"""

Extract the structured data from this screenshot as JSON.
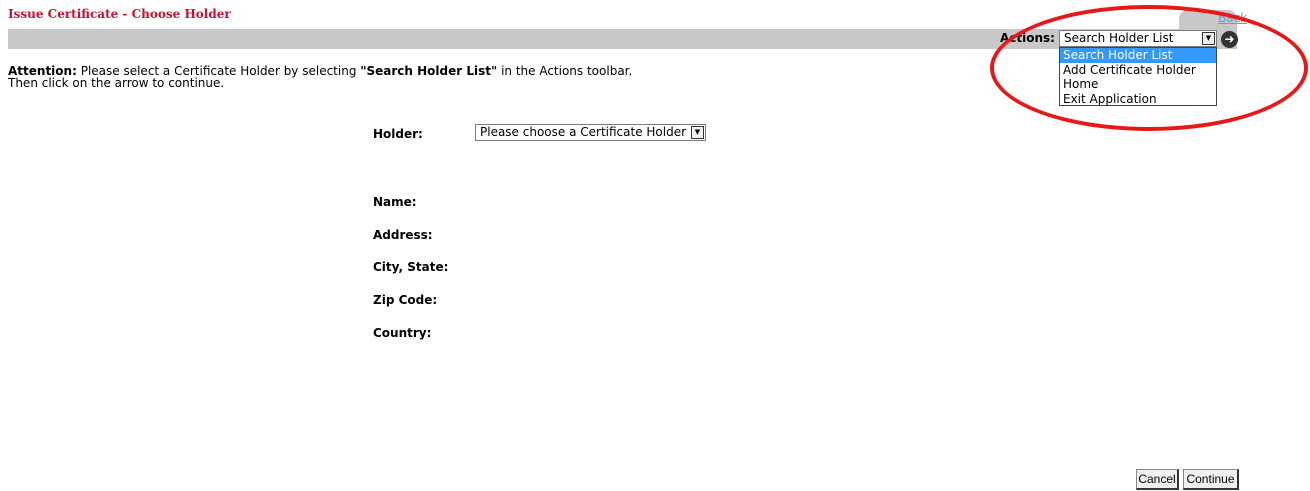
{
  "page": {
    "title": "Issue Certificate - Choose Holder",
    "back_link": "Back"
  },
  "toolbar": {
    "actions_label": "Actions:",
    "selected_action": "Search Holder List",
    "go_icon": "arrow-right-circle-icon",
    "dropdown_options": [
      "Search Holder List",
      "Add Certificate Holder",
      "Home",
      "Exit Application"
    ]
  },
  "attention": {
    "label": "Attention:",
    "text_before": " Please select a Certificate Holder by selecting ",
    "highlight": "\"Search Holder List\"",
    "text_after": " in the Actions toolbar.",
    "line2": "Then click on the arrow to continue."
  },
  "form": {
    "holder_label": "Holder:",
    "holder_value": "Please choose a Certificate Holder",
    "name_label": "Name:",
    "address_label": "Address:",
    "city_state_label": "City, State:",
    "zip_label": "Zip Code:",
    "country_label": "Country:"
  },
  "buttons": {
    "cancel": "Cancel",
    "continue": "Continue"
  },
  "colors": {
    "title": "#c8102e",
    "toolbar": "#c8c8c8",
    "highlight_option": "#3399ff",
    "annotation_circle": "#e81818"
  }
}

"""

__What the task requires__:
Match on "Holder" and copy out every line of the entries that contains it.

__Completed exercise__:
    "title": "Issue Certificate - Choose Holder",
    "selected_action": "Search Holder List",
      "Search Holder List",
      "Add Certificate Holder",
    "text_before": " Please select a Certificate Holder by selecting ",
    "highlight": "\"Search Holder List\"",
    "holder_label": "Holder:",
    "holder_value": "Please choose a Certificate Holder",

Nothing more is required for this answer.